The biggest obstacle we face to improve our transportation system is how we pay for improvements. Recently, some county leaders have proposed extending the Metro Red Line north from Shady Grove to Germantown while acknowledging the idea is “aspirational” and would cost at least $1.4 billion25 with no funding source identified and Metro focusing on much-needed improvements to its existing system.
We must make more progress more quickly. We can do so by better utilizing a key piece of transportation infrastructure we already have: MARC train service.
Midday train service. Right now, MARC provides service limited to southbound in the morning rush hour period and northbound in the evening rush hour period. This isn’t convenient and forces many to drive from long distances.
Build new and upgrade MARC stations. Montgomery County has already planned for new MARC train stations at the Shady Grove Metro and White Flint area. Imagine a Shady Grove MARC train station that could easily allow riders to transfer to and from the Metro Red Line and a White Flint station to help anchor the creation of new housing and jobs. We can also make our existing stations better - including expanded parking options and direct bus service at Germantown, where parking often filled up quickly on mornings pre-pandemic26.
Virginia is investing $3.7 billion in revamping and expanding its Virginia Railway Express (VRE), including a new Long Bridge across the Potomac.
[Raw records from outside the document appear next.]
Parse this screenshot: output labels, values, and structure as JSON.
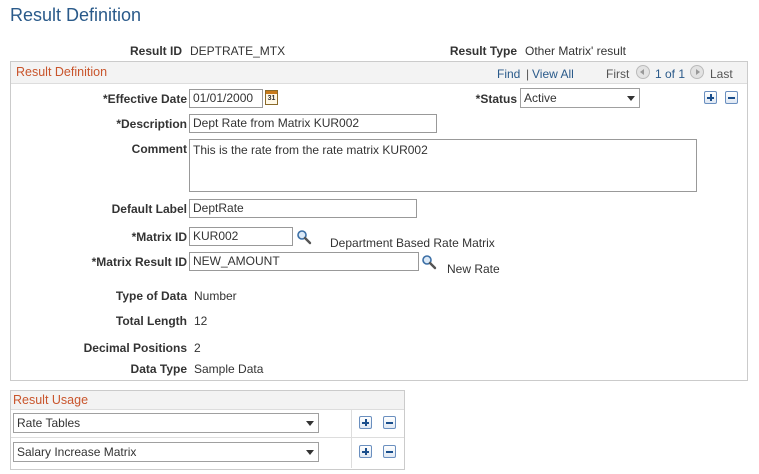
{
  "page": {
    "title": "Result Definition"
  },
  "header": {
    "result_id_label": "Result ID",
    "result_id_value": "DEPTRATE_MTX",
    "result_type_label": "Result Type",
    "result_type_value": "Other Matrix' result"
  },
  "definition": {
    "title": "Result Definition",
    "find": "Find",
    "separator": "|",
    "view_all": "View All",
    "first": "First",
    "count": "1 of 1",
    "last": "Last",
    "effective_date_label": "*Effective Date",
    "effective_date_value": "01/01/2000",
    "status_label": "*Status",
    "status_value": "Active",
    "description_label": "*Description",
    "description_value": "Dept Rate from Matrix KUR002",
    "comment_label": "Comment",
    "comment_value": "This is the rate from the rate matrix KUR002",
    "default_label_label": "Default Label",
    "default_label_value": "DeptRate",
    "matrix_id_label": "*Matrix ID",
    "matrix_id_value": "KUR002",
    "matrix_id_desc": "Department Based Rate Matrix",
    "matrix_result_id_label": "*Matrix Result ID",
    "matrix_result_id_value": "NEW_AMOUNT",
    "matrix_result_id_desc": "New Rate",
    "type_of_data_label": "Type of Data",
    "type_of_data_value": "Number",
    "total_length_label": "Total Length",
    "total_length_value": "12",
    "decimal_positions_label": "Decimal Positions",
    "decimal_positions_value": "2",
    "data_type_label": "Data Type",
    "data_type_value": "Sample Data",
    "calendar_icon_text": "31"
  },
  "usage": {
    "title": "Result Usage",
    "rows": [
      {
        "value": "Rate Tables"
      },
      {
        "value": "Salary Increase Matrix"
      }
    ]
  },
  "colors": {
    "title_blue": "#2a5a8a",
    "section_orange": "#c9552c",
    "button_blue": "#1a4e8c"
  },
  "icons": [
    "calendar-icon",
    "search-icon",
    "add-row-icon",
    "delete-row-icon",
    "chevron-left-icon",
    "chevron-right-icon",
    "dropdown-caret-icon"
  ]
}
This will allow for a one-seat trip from Boyds, Germantown, Gaithersburg, Kensington, Silver Spring to and through Union Station over the river to Arlington27.
We must better support the state elected officials pushing Maryland to make a similar investment in MARC service and work with a new governor to turn these ideas into a reality. In January 2022, the administrator of the Maryland Transit Administration told state legislators they are “constantly” talking to CSX - the freight train operator that owns the rails MARC travels on - about expanding MARC service28. This is encouraging news.
Montgomery County can help get the ball rolling by advancing special taxing districts around MARC Stations to provide funding for needed station improvements and service expansion.
The biggest obstacle that we face to improve our transportation system is how we pay for improvements. State and Federal funds from gas taxes are diminishing29 as vehicles have become more fuel efficient thanks to upgraded EPA fuel economy standards. And the new wave of zero-emission vehicles will make this system untenable going forward.
For county funding, we have been collecting impact taxes and fees from new developments for use in adding the transportation infrastructure needed for new residents. But we have not actually been applying all of those funds to transportation – that money has gone into our county’s general fund where it is often repurposed to other priorities.
Update our revenue sources. The time for dealing with funding is now. We must find a way to replace the outdated gasoline tax. For example, Northern Virginia has created a dedicated $300 million annual fund30 for reducing congestion in the region, resulting in dozens of new projects including rail, bus, highway, bicycle, and pedestrian infrastructure.
Prepare to utilize Federal and State infrastructure funding. We will ensure County projects eligible for new Federal and State funding are “shovel-ready” and best positioned to win these resources.
With a sustained proactive focus on sustainability, safety, and mobility, we can build a better transportation system for all. Read more about our vision for a better Montgomery County at blairformontgomery.com/vision.